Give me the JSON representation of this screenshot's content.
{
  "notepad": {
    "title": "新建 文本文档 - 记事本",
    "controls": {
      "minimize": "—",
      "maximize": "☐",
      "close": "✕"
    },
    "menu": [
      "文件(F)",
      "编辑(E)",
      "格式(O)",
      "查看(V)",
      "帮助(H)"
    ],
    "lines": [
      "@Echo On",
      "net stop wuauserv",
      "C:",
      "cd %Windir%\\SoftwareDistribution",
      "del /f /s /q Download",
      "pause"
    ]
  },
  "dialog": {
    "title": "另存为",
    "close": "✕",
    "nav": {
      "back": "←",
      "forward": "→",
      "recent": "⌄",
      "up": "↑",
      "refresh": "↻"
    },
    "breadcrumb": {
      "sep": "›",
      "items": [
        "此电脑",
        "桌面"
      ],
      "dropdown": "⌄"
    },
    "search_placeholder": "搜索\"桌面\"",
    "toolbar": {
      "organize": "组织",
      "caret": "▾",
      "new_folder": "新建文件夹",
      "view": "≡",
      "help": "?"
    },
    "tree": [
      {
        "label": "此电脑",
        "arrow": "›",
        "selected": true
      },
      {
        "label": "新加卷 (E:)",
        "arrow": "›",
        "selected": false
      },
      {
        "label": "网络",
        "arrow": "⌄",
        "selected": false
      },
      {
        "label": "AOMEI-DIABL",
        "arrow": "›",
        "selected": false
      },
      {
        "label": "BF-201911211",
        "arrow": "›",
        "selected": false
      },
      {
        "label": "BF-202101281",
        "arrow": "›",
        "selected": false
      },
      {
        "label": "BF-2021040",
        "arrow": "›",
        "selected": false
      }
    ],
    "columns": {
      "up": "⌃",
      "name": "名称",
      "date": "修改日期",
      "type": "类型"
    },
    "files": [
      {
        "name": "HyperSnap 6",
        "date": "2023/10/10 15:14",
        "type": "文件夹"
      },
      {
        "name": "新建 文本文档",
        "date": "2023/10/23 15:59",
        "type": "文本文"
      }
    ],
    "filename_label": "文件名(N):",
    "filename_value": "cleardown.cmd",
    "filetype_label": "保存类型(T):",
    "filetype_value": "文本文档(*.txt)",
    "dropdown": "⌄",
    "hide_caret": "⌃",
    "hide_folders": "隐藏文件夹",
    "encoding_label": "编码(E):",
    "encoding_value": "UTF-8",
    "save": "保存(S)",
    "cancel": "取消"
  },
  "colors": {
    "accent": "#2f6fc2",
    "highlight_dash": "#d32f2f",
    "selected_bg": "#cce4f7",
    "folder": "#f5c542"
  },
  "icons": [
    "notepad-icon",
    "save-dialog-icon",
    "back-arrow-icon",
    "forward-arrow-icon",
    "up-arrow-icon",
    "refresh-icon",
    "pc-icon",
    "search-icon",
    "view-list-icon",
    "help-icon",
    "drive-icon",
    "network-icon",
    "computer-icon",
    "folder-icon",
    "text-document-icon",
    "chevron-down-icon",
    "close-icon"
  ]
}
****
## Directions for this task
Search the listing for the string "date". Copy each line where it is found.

## Response to this exercise
      "date": "修改日期",
        "date": "2023/10/10 15:14",
        "date": "2023/10/23 15:59",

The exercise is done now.